» Assignment
Copy every line of the entries that has the string "curl" in it.

Stored dataset items:
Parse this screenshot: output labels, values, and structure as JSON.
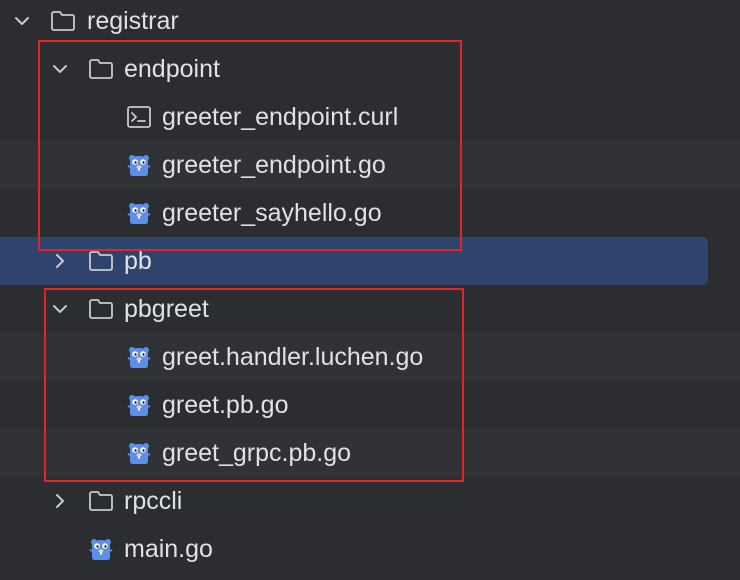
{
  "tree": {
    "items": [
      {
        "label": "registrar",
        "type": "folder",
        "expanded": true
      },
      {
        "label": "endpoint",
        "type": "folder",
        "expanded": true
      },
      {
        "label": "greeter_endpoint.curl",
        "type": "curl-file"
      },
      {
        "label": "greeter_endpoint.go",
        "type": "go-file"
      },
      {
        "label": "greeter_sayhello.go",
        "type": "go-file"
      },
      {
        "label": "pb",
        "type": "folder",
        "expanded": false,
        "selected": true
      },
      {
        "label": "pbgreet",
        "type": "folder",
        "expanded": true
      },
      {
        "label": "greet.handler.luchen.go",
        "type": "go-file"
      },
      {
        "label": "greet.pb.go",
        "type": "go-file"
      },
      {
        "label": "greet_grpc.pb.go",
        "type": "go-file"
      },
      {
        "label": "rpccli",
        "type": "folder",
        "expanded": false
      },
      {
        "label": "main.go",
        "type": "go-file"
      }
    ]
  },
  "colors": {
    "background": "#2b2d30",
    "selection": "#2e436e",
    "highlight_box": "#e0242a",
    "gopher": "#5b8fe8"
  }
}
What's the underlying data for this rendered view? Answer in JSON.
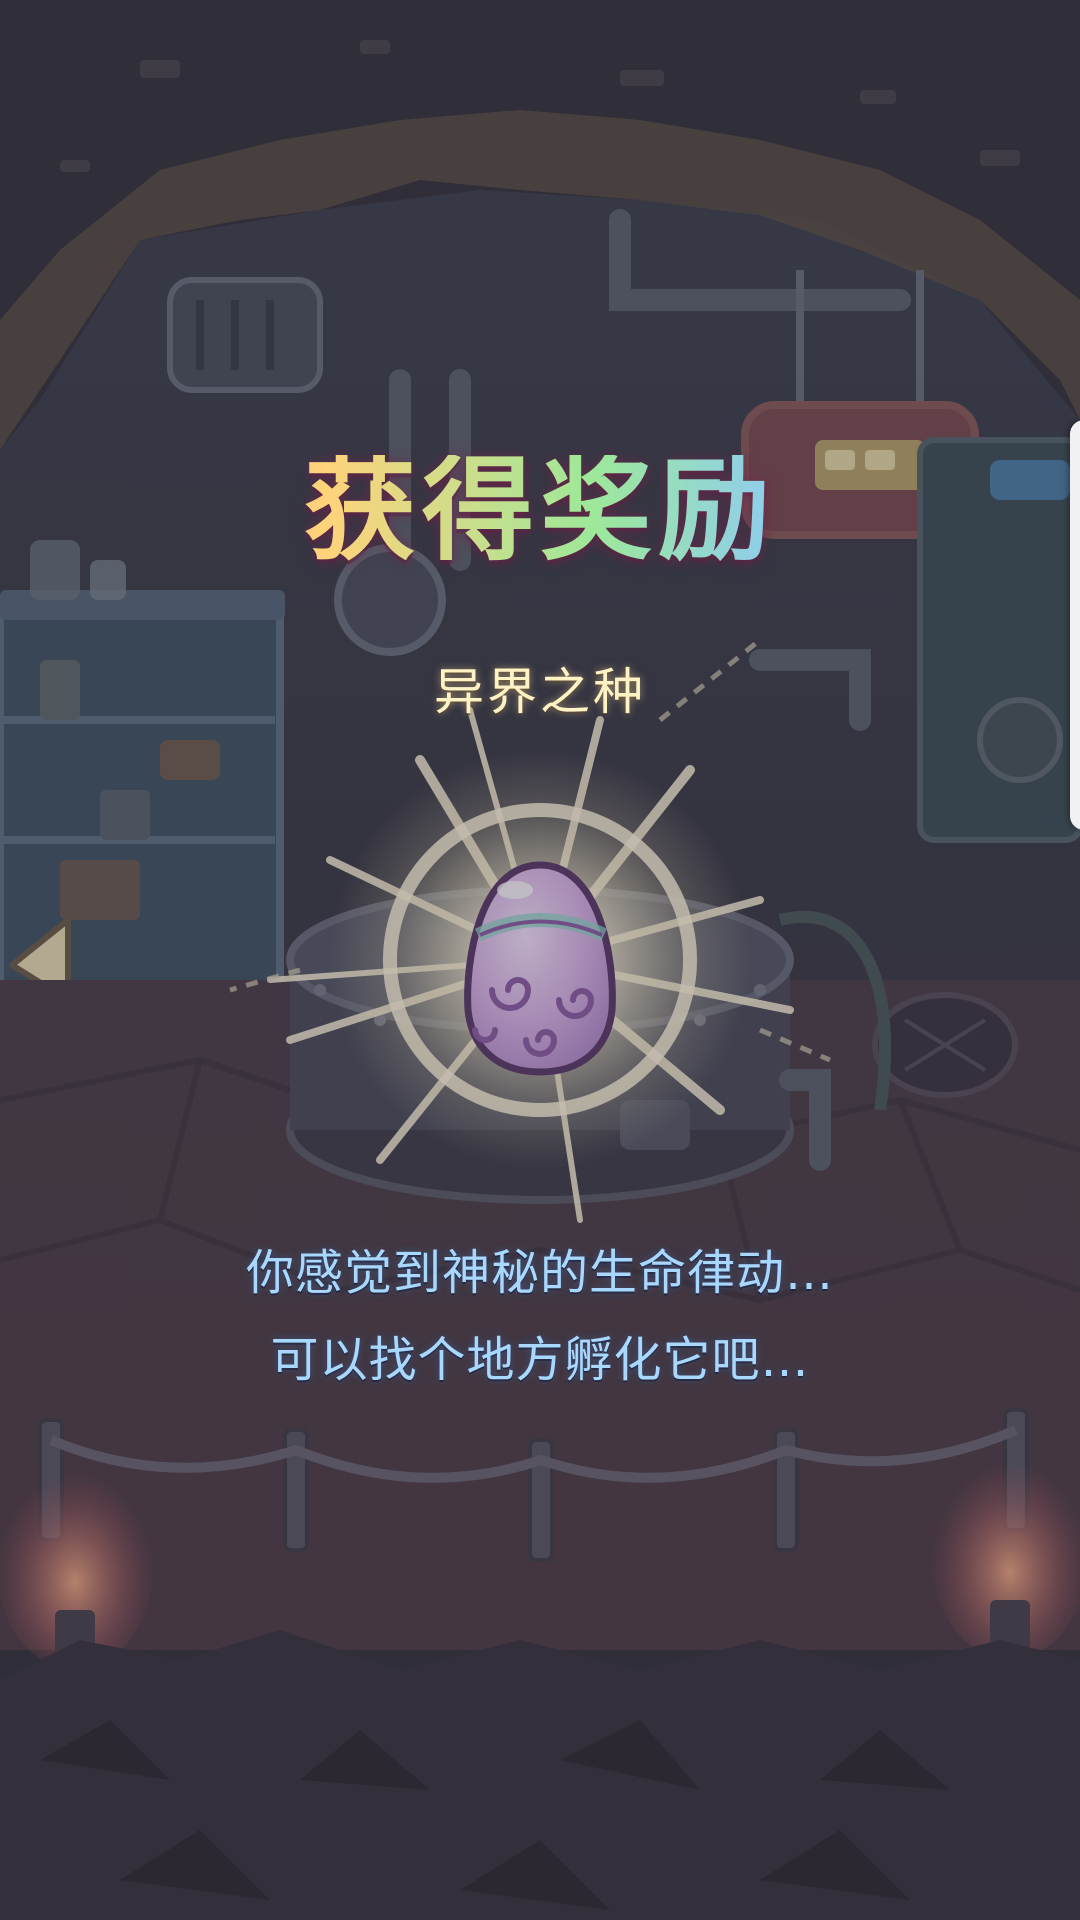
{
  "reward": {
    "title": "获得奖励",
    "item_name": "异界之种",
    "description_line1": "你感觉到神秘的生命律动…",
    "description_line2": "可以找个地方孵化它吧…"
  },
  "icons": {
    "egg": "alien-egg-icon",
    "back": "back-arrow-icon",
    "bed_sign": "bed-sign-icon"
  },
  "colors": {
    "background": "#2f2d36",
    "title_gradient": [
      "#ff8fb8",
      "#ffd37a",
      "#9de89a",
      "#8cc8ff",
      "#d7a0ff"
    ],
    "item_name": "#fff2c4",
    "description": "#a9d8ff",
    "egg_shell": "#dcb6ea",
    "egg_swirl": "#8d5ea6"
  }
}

» Answer to the exercise
        "label": "greeter_endpoint.curl",
        "type": "curl-file"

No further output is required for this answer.